How does your garden grow?



I Need Some Help
April 5, 2013, 8:20 am
Filed under: Bee Keeping | Tags: , , ,

ImageI need some help.

For close to ten years I’ve kept in bees in one particular bee yard owned by a very gracious farmer. It’s been a somewhat symbiotic relationship. He accommodates my hives when he plows, mows, and harvests, and my bees pollinate his crops year after year.

But the plot has never been ideal.

When it rains, the place is a mud pit. The hives are located so very far off the road that it’s almost impossible to reach for weeks after the rain. The crops are conventionally grown, which means there’s lots of herbicides and pesticides. My hive losses the last few years have been huge. It’s time to try another, more hospitable place.

If you have a spot you’d like to donate to two bee hives, I’d love to talk.

I’d prefer a spot in the Raleigh / Bartlett area of Memphis, since that’s where I live. But I’d also love to help you if you have an urban farm / garden in the city. As long as there’s easy access, and low/no pesticide application, I’d love to talk.

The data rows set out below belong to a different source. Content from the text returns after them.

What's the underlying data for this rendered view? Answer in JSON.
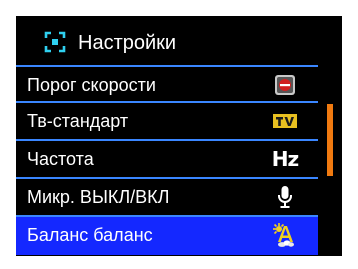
{
  "header": {
    "title": "Настройки",
    "icon": "settings-icon"
  },
  "menu": {
    "items": [
      {
        "label": "Порог скорости",
        "icon": "speed-threshold-icon"
      },
      {
        "label": "Тв-стандарт",
        "icon": "tv-icon"
      },
      {
        "label": "Частота",
        "icon": "frequency-hz-icon",
        "icon_text": "Hz"
      },
      {
        "label": "Микр. ВЫКЛ/ВКЛ",
        "icon": "microphone-icon"
      },
      {
        "label": "Баланс баланс",
        "icon": "white-balance-icon",
        "selected": true
      }
    ]
  },
  "colors": {
    "background": "#000000",
    "divider": "#3a86ff",
    "selected": "#1428ff",
    "scrollbar": "#f07a10",
    "accent_cyan": "#2fd0f0"
  },
  "scroll": {
    "position_fraction": 0.33
  }
}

You can post a comment below if you’re interested, or feel free to email me at memphisfarmer[at]gmail.com.